As MBA graduates, we have amazing opportunities and choices available, even if we don't realize it. All we have to do is take some of that entrepreneurship and research ability learned in the program and apply it to our own lives as if it were a startup.
Here are some of the things that you can do with your new degree:
1. Teach at a college: Now that you have a Master's degree, you can begin applying for adjunct positions at local colleges and universities, especially in areas where you have great experience. Of course, these institutions prefer someone with experience, so find as many opportunities to speak, deliver workshops or panels, or mentor as possible. If you have a hobby (such as cooking, dancing, or tattooing), you could teach a community education class.
2. Contact your alumni network: One of the biggest benefits to an MBA program is getting to know your cohort. Hopefully, you've developed relationships with classmates along the way. Continue building those relationships through your school's alumni network so you can learn about career and business opportunities.
3. Apply for conferences: The biggest requirement to presenting at any conference is a great idea. Learn how to develop a pitch for your ideas/lessons, then work on your presentation skills (try joining Toastmasters). Create an account at ExpertFile. Update your Linkedin. Look for industry gatherings in your area and contact them about speaking. It's great for your resume and it expands your network.

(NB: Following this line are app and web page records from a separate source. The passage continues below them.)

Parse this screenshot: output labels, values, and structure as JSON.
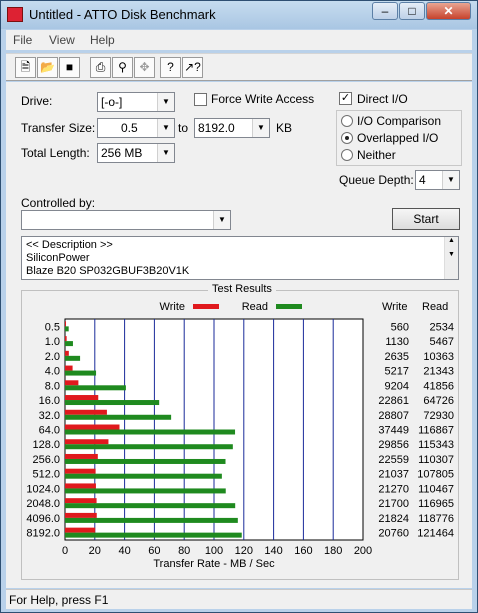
{
  "window": {
    "title": "Untitled - ATTO Disk Benchmark",
    "controls": {
      "minimize": "–",
      "maximize": "□",
      "close": "✕"
    }
  },
  "menu": [
    "File",
    "View",
    "Help"
  ],
  "toolbar": [
    "new-file-icon",
    "open-folder-icon",
    "save-icon",
    "print-icon",
    "print-preview-icon",
    "move-icon",
    "help-icon",
    "context-help-icon"
  ],
  "form": {
    "drive_label": "Drive:",
    "drive_value": "[-o-]",
    "transfer_size_label": "Transfer Size:",
    "transfer_from": "0.5",
    "to_label": "to",
    "transfer_to": "8192.0",
    "kb_label": "KB",
    "total_length_label": "Total Length:",
    "total_length_value": "256 MB",
    "force_write_label": "Force Write Access",
    "force_write_checked": false,
    "direct_io_label": "Direct I/O",
    "direct_io_checked": true,
    "io_comparison_label": "I/O Comparison",
    "overlapped_io_label": "Overlapped I/O",
    "neither_label": "Neither",
    "selected_io_mode": "Overlapped I/O",
    "queue_depth_label": "Queue Depth:",
    "queue_depth_value": "4",
    "controlled_by_label": "Controlled by:",
    "controlled_by_value": "",
    "start_label": "Start"
  },
  "description": {
    "lines": [
      "<< Description >>",
      "SiliconPower",
      "Blaze B20  SP032GBUF3B20V1K"
    ]
  },
  "results": {
    "title": "Test Results",
    "write_col": "Write",
    "read_col": "Read"
  },
  "chart_data": {
    "type": "bar",
    "orientation": "horizontal",
    "title": "Test Results",
    "xlabel": "Transfer Rate - MB / Sec",
    "xlim": [
      0,
      200
    ],
    "xticks": [
      0,
      20,
      40,
      60,
      80,
      100,
      120,
      140,
      160,
      180,
      200
    ],
    "categories": [
      "0.5",
      "1.0",
      "2.0",
      "4.0",
      "8.0",
      "16.0",
      "32.0",
      "64.0",
      "128.0",
      "256.0",
      "512.0",
      "1024.0",
      "2048.0",
      "4096.0",
      "8192.0"
    ],
    "series": [
      {
        "name": "Write",
        "color": "#e0191d",
        "values": [
          560,
          1130,
          2635,
          5217,
          9204,
          22861,
          28807,
          37449,
          29856,
          22559,
          21037,
          21270,
          21700,
          21824,
          20760
        ]
      },
      {
        "name": "Read",
        "color": "#1f8a1f",
        "values": [
          2534,
          5467,
          10363,
          21343,
          41856,
          64726,
          72930,
          116867,
          115343,
          110307,
          107805,
          110467,
          116965,
          118776,
          121464
        ]
      }
    ],
    "grid": true,
    "legend": "top"
  },
  "status": {
    "text": "For Help, press F1"
  }
}
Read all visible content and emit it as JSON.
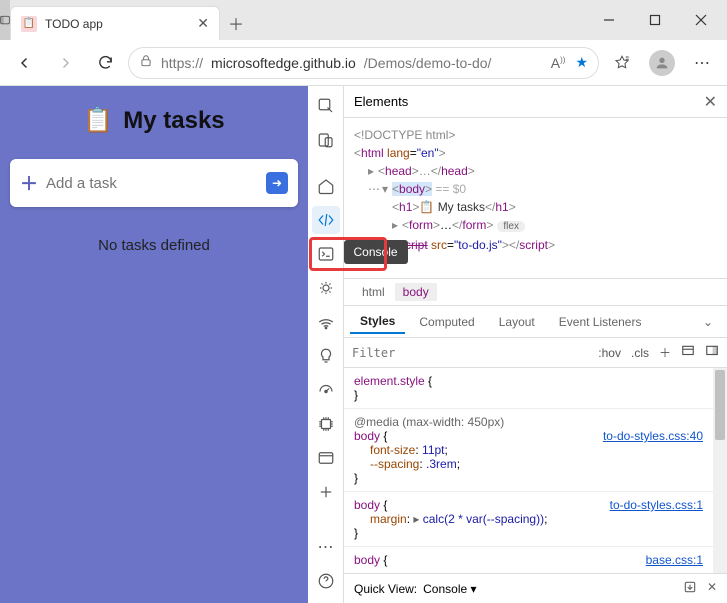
{
  "browser": {
    "tab_title": "TODO app",
    "url": {
      "prefix": "https://",
      "domain": "microsoftedge.github.io",
      "path": "/Demos/demo-to-do/"
    }
  },
  "app": {
    "title": "My tasks",
    "input_placeholder": "Add a task",
    "empty_text": "No tasks defined"
  },
  "devtools": {
    "panel_title": "Elements",
    "console_tooltip": "Console",
    "dom": {
      "doctype": "<!DOCTYPE html>",
      "html_open": "html",
      "html_lang_attr": "lang",
      "html_lang_val": "\"en\"",
      "head": "head",
      "body": "body",
      "body_hint": "== $0",
      "h1": "h1",
      "h1_text": "My tasks",
      "h1_emoji": "📋",
      "form": "form",
      "form_pill": "flex",
      "script": "script",
      "script_src_attr": "src",
      "script_src_val": "\"to-do.js\"",
      "ellipsis": "…"
    },
    "breadcrumb": {
      "html": "html",
      "body": "body"
    },
    "styles": {
      "tabs": [
        "Styles",
        "Computed",
        "Layout",
        "Event Listeners"
      ],
      "filter_placeholder": "Filter",
      "hov": ":hov",
      "cls": ".cls",
      "rules": [
        {
          "selector": "element.style",
          "props": []
        },
        {
          "media": "@media (max-width: 450px)",
          "selector": "body",
          "link": "to-do-styles.css:40",
          "props": [
            {
              "name": "font-size",
              "value": "11pt"
            },
            {
              "name": "--spacing",
              "value": ".3rem"
            }
          ]
        },
        {
          "selector": "body",
          "link": "to-do-styles.css:1",
          "props": [
            {
              "name": "margin",
              "value": "calc(2 * var(--spacing))",
              "expandable": true
            }
          ]
        },
        {
          "selector": "body",
          "link": "base.css:1",
          "props": []
        }
      ]
    },
    "quickview": {
      "label": "Quick View:",
      "value": "Console"
    }
  }
}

4. Learn more skills: Now that you've received some broad business training with your degree, you can refine it by developing new skills. Try taking courses through a MOOC or community college. With so many inexpensive and flexible programs, time and affordability are no longer valid excuses.

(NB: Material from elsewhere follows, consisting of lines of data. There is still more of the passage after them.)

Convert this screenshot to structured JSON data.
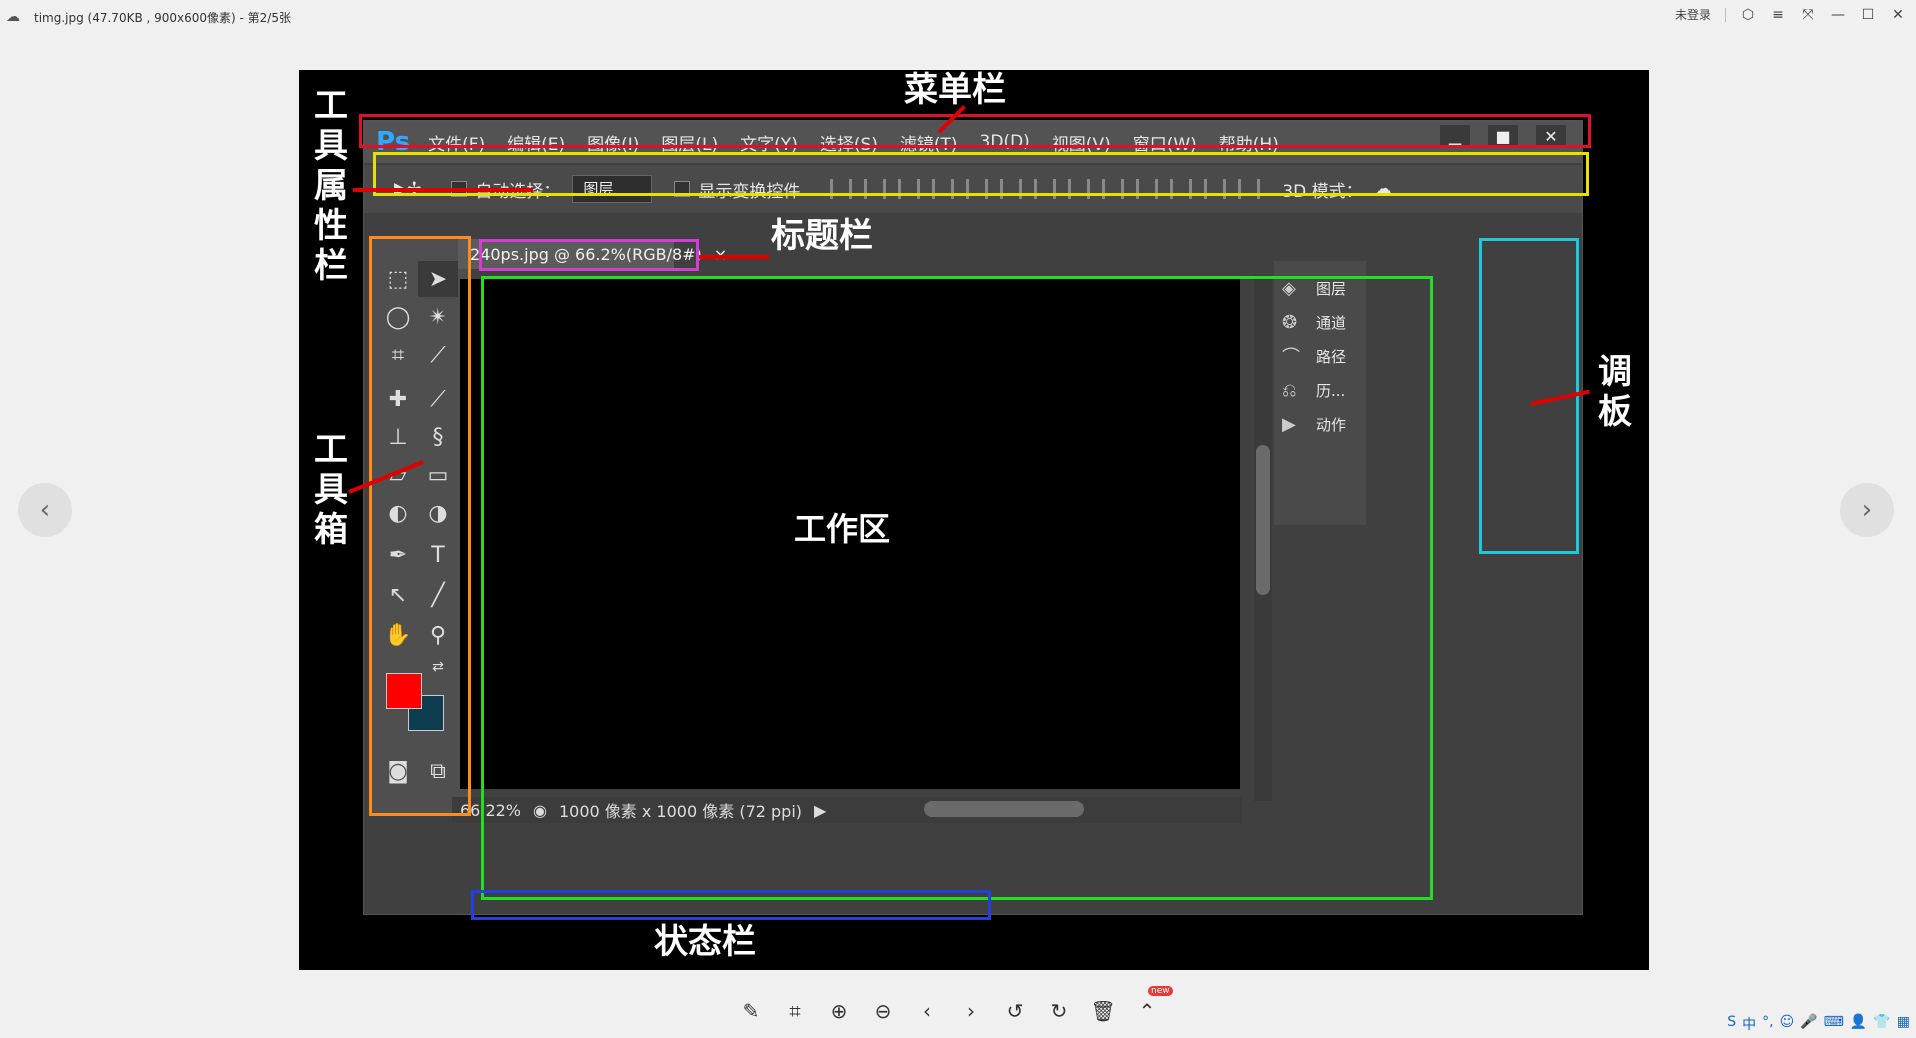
{
  "viewer": {
    "title": "timg.jpg (47.70KB , 900x600像素) - 第2/5张",
    "login_label": "未登录"
  },
  "ps": {
    "logo": "Ps",
    "menus": [
      "文件(F)",
      "编辑(E)",
      "图像(I)",
      "图层(L)",
      "文字(Y)",
      "选择(S)",
      "滤镜(T)",
      "3D(D)",
      "视图(V)",
      "窗口(W)",
      "帮助(H)"
    ],
    "options": {
      "auto_select": "自动选择：",
      "layer_select": "图层",
      "show_transform": "显示变换控件",
      "mode_3d": "3D 模式："
    },
    "doc_tab": "240ps.jpg @ 66.2%(RGB/8#)",
    "doc_tab_close": "×",
    "status": {
      "zoom": "66.22%",
      "size": "1000 像素 x 1000 像素 (72 ppi)"
    },
    "panels": [
      "图层",
      "通道",
      "路径",
      "历...",
      "动作"
    ],
    "fg_color": "#ff0000",
    "bg_color": "#0e3d4f"
  },
  "annotations": {
    "menubar": "菜单栏",
    "options_bar": "工具属性栏",
    "title_bar": "标题栏",
    "toolbox": "工具箱",
    "panel": "调板",
    "work_area": "工作区",
    "status_bar": "状态栏"
  },
  "colors": {
    "menubar_box": "#e0102a",
    "options_box": "#e8e000",
    "toolbox_box": "#ff8c1a",
    "title_box": "#d040d0",
    "canvas_box": "#22dd22",
    "panel_box": "#20c8d8",
    "status_box": "#2040e0"
  }
}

5. Explore career options: Now that you have a new degree, see if you have opportunities to advance in your organization. If you feel limited there, you might consider looking at available jobs - after you've updated your resume, of course.
6. Start a business or nonprofit: If you are passionate about a cause or a hobby, you might consider applying that business knowledge to create a sustainable career option for yourself. Talk to instructors or classmates that you're still in touch with; they can help refine your idea or maybe even know some possible investors.

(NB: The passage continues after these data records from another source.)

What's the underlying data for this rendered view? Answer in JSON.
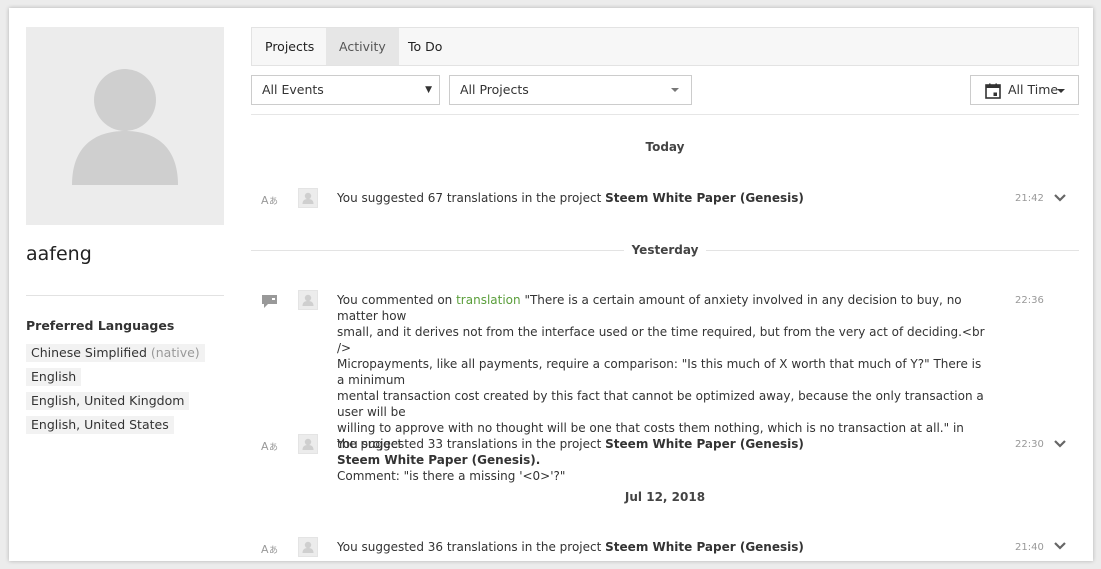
{
  "profile": {
    "username": "aafeng",
    "preferred_languages_title": "Preferred Languages",
    "languages": [
      {
        "name": "Chinese Simplified",
        "note": "(native)"
      },
      {
        "name": "English",
        "note": ""
      },
      {
        "name": "English, United Kingdom",
        "note": ""
      },
      {
        "name": "English, United States",
        "note": ""
      }
    ]
  },
  "tabs": [
    {
      "label": "Projects",
      "active": false
    },
    {
      "label": "Activity",
      "active": true
    },
    {
      "label": "To Do",
      "active": false
    }
  ],
  "filters": {
    "events": "All Events",
    "projects": "All Projects",
    "time": "All Time"
  },
  "days": [
    {
      "label": "Today"
    },
    {
      "label": "Yesterday"
    },
    {
      "label": "Jul 12, 2018"
    }
  ],
  "activity": [
    {
      "icon": "translate-icon",
      "prefix": "You suggested 67 translations in the project ",
      "project": "Steem White Paper (Genesis)",
      "time": "21:42"
    },
    {
      "icon": "comment-icon",
      "prefix": "You commented on ",
      "link": "translation",
      "quote_lines": [
        " \"There is a certain amount of anxiety involved in any decision to buy, no matter how",
        "small, and it derives not from the interface used or the time required, but from the very act of deciding.<br />",
        "Micropayments, like all payments, require a comparison: \"Is this much of X worth that much of Y?\" There is a minimum",
        "mental transaction cost created by this fact that cannot be optimized away, because the only transaction a user will be",
        "willing to approve with no thought will be one that costs them nothing, which is no transaction at all.\" in the project"
      ],
      "project": "Steem White Paper (Genesis).",
      "comment": "Comment: \"is there a missing '<0>'?\"",
      "time": "22:36"
    },
    {
      "icon": "translate-icon",
      "prefix": "You suggested 33 translations in the project ",
      "project": "Steem White Paper (Genesis)",
      "time": "22:30"
    },
    {
      "icon": "translate-icon",
      "prefix": "You suggested 36 translations in the project ",
      "project": "Steem White Paper (Genesis)",
      "time": "21:40"
    }
  ],
  "colors": {
    "link": "#5a9e3a",
    "tab_active_bg": "#e6e6e6",
    "avatar_bg": "#ececec"
  }
}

7. Take time off: Graduate school is tough. You might reward yourself with a self-discovery process such as traveling. It's good to refresh and get your bearings. It might even help you refine your future goals.
8. Volunteer or join a board: One of the best ways to keep your skills up to date is simply using them. Nonprofit organizations are always looking for skilled volunteers and board members. They can also be a great place to network while helping a cause that you value. If you're unsure where to volunteer your time, try using a site like Volunteermatch or contact the foundation of your alma mater.
9. Travel abroad: Consider working or volunteering for an organization abroad. It can be a fantastic way to learn about another culture, developing new skills, and creating some incredible memories.
10. Freelance work: You can take some of those specialized skills and experiences and do some freelance work as a consultant, mentor, coach, or one-off contract jobs. Not only will you get some extra income, but it's a good way to experience multiple industries, types of organizations, and working styles while honing your talent.
11. Rotary/civc organizations: Rotary International is always looking for great members, speakers, and people who want to contribute. Local chapters are often comprised of business leaders who are also passionate about solving major world issues. If you Rotary doesn't appeal to you, there are many other member-driven civic organizations to join and get involved in.
Graduate school is a large investment of your time and money. If you really want to get the most out of it, you should be exploring all possible options and not just waiting for opportunities to come to you. Use the same kind of resourcefulness and dedication that you applied for your capstone project or thesis. In MBA programs, we're trained to turn around businesses, look for new opportunities, increase brand visibility, and create stable sources of funding.
Sometimes, the best approach is to treat yourself like a brand/business. If your career was a business, how would you create opportunities? Begin today -- that way, you can begin paying down those student loans!
Follow Simon Tam on Twitter: www.twitter.com/SimonTheTam